"The jama'at were attacked and liquidated by the regime as centrifugal forces whose aim was the destruction of the 'Egyptian nation', based, according to an old myth reactivated by Sadat, on the harmonious coexistence of the Copts and the Muslims. When the state's attack came, there were no massive expressions of solidarity with the Islamicists on the part of Egyptian Muslims. In order to establish a confessional balance in the repression and thus to disarm any potential Muslim solidarity, the regime also dealt heavy blows to the Coptic Church and hierarchy, which were cast as the Christian equivalent not of al-Azhar, which is the institutional reality, but of the jama'at. Sadat's position in mid-1981 was precarious. During the past year the peace treaty with Israel had won him considerable prestige among a population weary of the uninterrupted state of war that had prevailed since Nasser's time. But the benefits the president had drawn from the treaty were being whittled down by the various insults that came from the Begin government, the most deeply resented of which was the proclamation of Jerusalem as the indivisible capital of the Jewish state. The state's inability to deal with Egypt's internal problems was also becoming more manifest day by day.
"Threatened by the Islamicist movement (which capitalized on the general disenchantment), criticized by the Coptic Church, and pilloried by intellectuals in the few tolerated opposition bulletins, the president was also isolated on the Middle Eastern scene, and felt that he had been abandoned by the Reagan administration, which no longer accorded him the privileged status he had enjoyed under Carter. Sadat had also aged. The political genius who had consistently outmanoeuvred his adversaries, playing one against the other, had become a self-satisfied autocrat intoxicated by the fulsome praise heaped upon him by the Western mass media. His political advisers had been replaced by courtiers, careerists, and cops. Nabawi Isma'il, the minister of the interior, ran an army of agents provocateurs, thugs, and anti-riot brigades of ever-increasing size and influence. It was in this fin de regne atmosphere that the June 1981 incidents broke out in Cairo's az-Zawiyya al-Hamra district.
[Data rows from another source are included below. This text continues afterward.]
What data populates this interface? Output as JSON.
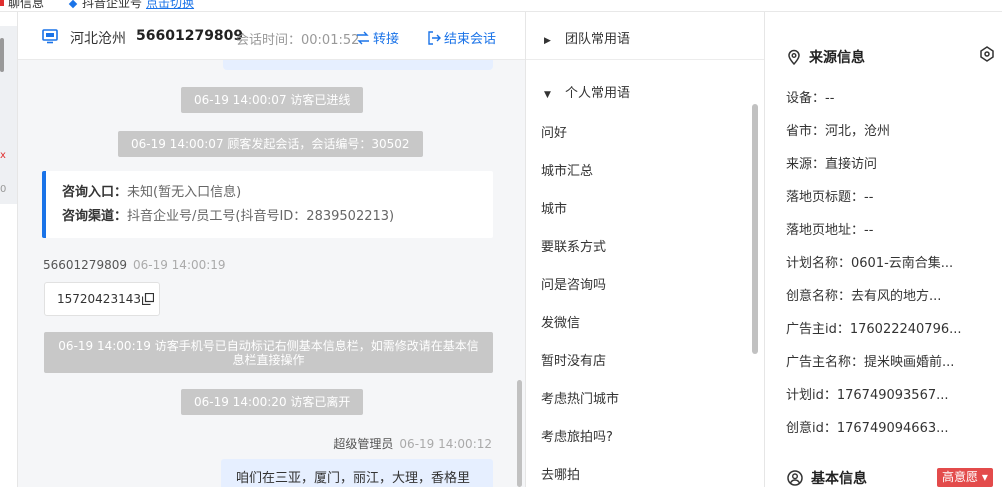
{
  "top_strip": {
    "fragment_left": "聊信息",
    "fragment_mid": "抖音企业号",
    "fragment_link": "点击切换"
  },
  "left_stub": {
    "tick_a": "x",
    "tick_b": "0"
  },
  "chat": {
    "header": {
      "region": "河北沧州",
      "visitor_id": "56601279809",
      "session_time_label": "会话时间：00:01:52",
      "transfer_label": "转接",
      "end_label": "结束会话"
    },
    "system_messages": {
      "entered": "06-19 14:00:07 访客已进线",
      "started": "06-19 14:00:07 顾客发起会话，会话编号：30502",
      "auto_mark": "06-19 14:00:19 访客手机号已自动标记右侧基本信息栏，如需修改请在基本信息栏直接操作",
      "left": "06-19 14:00:20 访客已离开"
    },
    "entry_card": {
      "entry_key": "咨询入口：",
      "entry_value": "未知(暂无入口信息)",
      "channel_key": "咨询渠道：",
      "channel_value": "抖音企业号/员工号(抖音号ID：2839502213)"
    },
    "customer_message": {
      "sender": "56601279809",
      "time": "06-19 14:00:19",
      "text": "15720423143"
    },
    "agent_message": {
      "sender": "超级管理员",
      "time": "06-19 14:00:12",
      "text": "咱们在三亚，厦门，丽江，大理，香格里"
    }
  },
  "phrases": {
    "team_group": "团队常用语",
    "personal_group": "个人常用语",
    "items": [
      "问好",
      "城市汇总",
      "城市",
      "要联系方式",
      "问是咨询吗",
      "发微信",
      "暂时没有店",
      "考虑热门城市",
      "考虑旅拍吗?",
      "去哪拍"
    ]
  },
  "info": {
    "source_title": "来源信息",
    "rows": [
      "设备：--",
      "省市：河北，沧州",
      "来源：直接访问",
      "落地页标题：--",
      "落地页地址：--",
      "计划名称：0601-云南合集...",
      "创意名称：去有风的地方...",
      "广告主id：176022240796...",
      "广告主名称：提米映画婚前...",
      "计划id：176749093567...",
      "创意id：176749094663..."
    ],
    "basic_title": "基本信息",
    "intent_tag": "高意愿"
  },
  "colors": {
    "accent": "#1a73e8",
    "system_bg": "#c8c8c8",
    "tag_red": "#e34b4b",
    "agent_bubble": "#e6efff"
  }
}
"The origin of the events is not clear, and the various accounts are contradictory. Some say that it all started with an altercation between two local gossips, one Muslim and the other Christian, others that militants of the jama'at islamiyya had taken over a plot of land owned by a Copt to build a mosque on it. Whatever the truth, a pitched battle soon erupted between the two communities in this poor and overcrowded Cairo neighbourhood. They were egged on by mysterious provocateurs, and probably further inflamed by the intense summer heat and the cuts in the water supply. Atrocious crimes were committed by people who had earlier lived together peacefully: men and women were slaughtered; babies were thrown from windows, their bodies crushed on the pavement below; there was looting, killing, and arson. At the same time, leaflets were distributed elsewhere in the city urging each community to take up arms. The neighbourhood was finally sealed off by the police, who according to most witnesses intervened only after irreparable damage had already been done.
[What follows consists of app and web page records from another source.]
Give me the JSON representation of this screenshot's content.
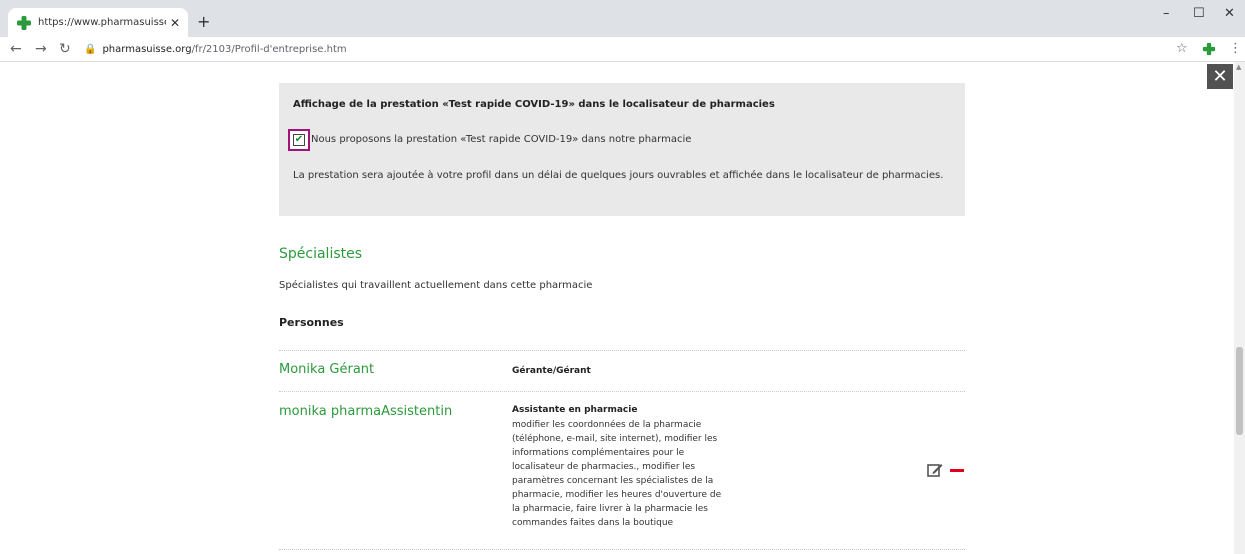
{
  "browser": {
    "tab_title": "https://www.pharmasuisse.org/fr",
    "tab_close": "✕",
    "new_tab": "+",
    "url_host": "pharmasuisse.org",
    "url_path": "/fr/2103/Profil-d'entreprise.htm",
    "window_min": "–",
    "window_max": "☐",
    "window_close": "✕"
  },
  "covid": {
    "title": "Affichage de la prestation «Test rapide COVID-19» dans le localisateur de pharmacies",
    "checkbox_label": "Nous proposons la prestation «Test rapide COVID-19» dans notre pharmacie",
    "checked": true,
    "note": "La prestation sera ajoutée à votre profil dans un délai de quelques jours ouvrables et affichée dans le localisateur de pharmacies."
  },
  "specialists": {
    "title": "Spécialistes",
    "description": "Spécialistes qui travaillent actuellement dans cette pharmacie",
    "persons_heading": "Personnes",
    "persons": [
      {
        "name": "Monika Gérant",
        "role": "Gérante/Gérant",
        "description": []
      },
      {
        "name": "monika pharmaAssistentin",
        "role": "Assistante en pharmacie",
        "description": [
          "modifier les coordonnées de la pharmacie",
          "(téléphone, e-mail, site internet), modifier les",
          "informations complémentaires pour le",
          "localisateur de pharmacies., modifier les",
          "paramètres concernant les spécialistes de la",
          "pharmacie, modifier les heures d'ouverture de",
          "la pharmacie, faire livrer à la pharmacie les",
          "commandes faites dans la boutique"
        ]
      }
    ]
  },
  "colors": {
    "brand_green": "#2c9a3c",
    "checkbox_highlight": "#a3127a",
    "remove_red": "#e3001b"
  }
}
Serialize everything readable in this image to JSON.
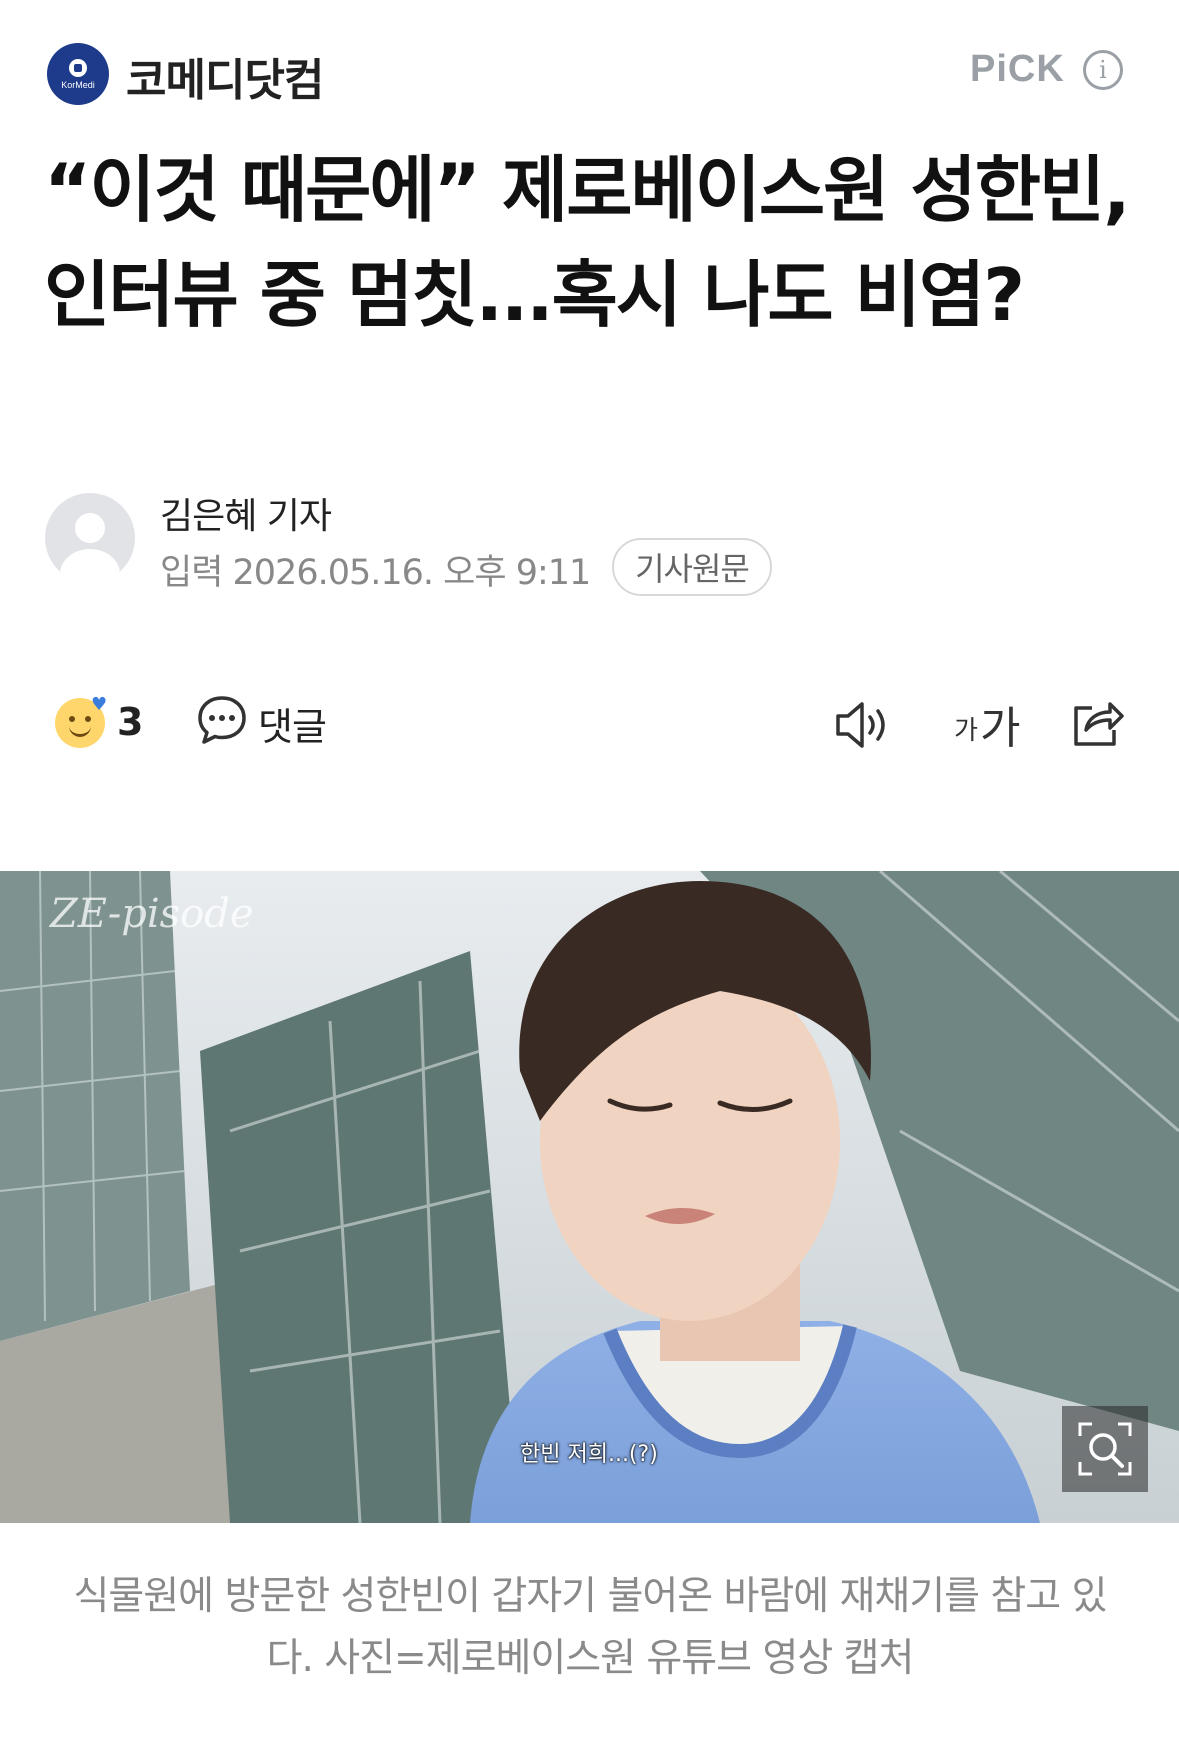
{
  "header": {
    "publisher_name": "코메디닷컴",
    "logo_text": "KorMedi",
    "pick_label": "PiCK",
    "info_icon": "info-circle-icon"
  },
  "article": {
    "title": "“이것 때문에” 제로베이스원 성한빈, 인터뷰 중 멈칫...혹시 나도 비염?",
    "reporter": "김은혜 기자",
    "published": "입력 2026.05.16. 오후 9:11",
    "original_button": "기사원문"
  },
  "actions": {
    "reaction_icon": "smile-emoji-icon",
    "reaction_count": "3",
    "comment_label": "댓글",
    "tts_icon": "speaker-icon",
    "font_size_small": "가",
    "font_size_big": "가",
    "share_icon": "share-icon"
  },
  "photo": {
    "watermark": "ZE-pisode",
    "subtitle": "한빈  저희...(?)",
    "zoom_icon": "zoom-search-icon"
  },
  "caption": "식물원에 방문한 성한빈이 갑자기 불어온 바람에 재채기를 참고 있다. 사진=제로베이스원 유튜브 영상 캡처"
}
"The horror aroused in the country by news of the atrocities committed by extremists on both sides created the situation the regime needed to crush the jama'at by severing the bonds of solidarity with the mass of Muslims: they were charged with particularly odious crimes. On 8 September a long article in al-Ahram presented the official version of the background to the events. The jama'at had just been dissolved, and their members were being sought by police throughout the country." (ibid pp 166-167)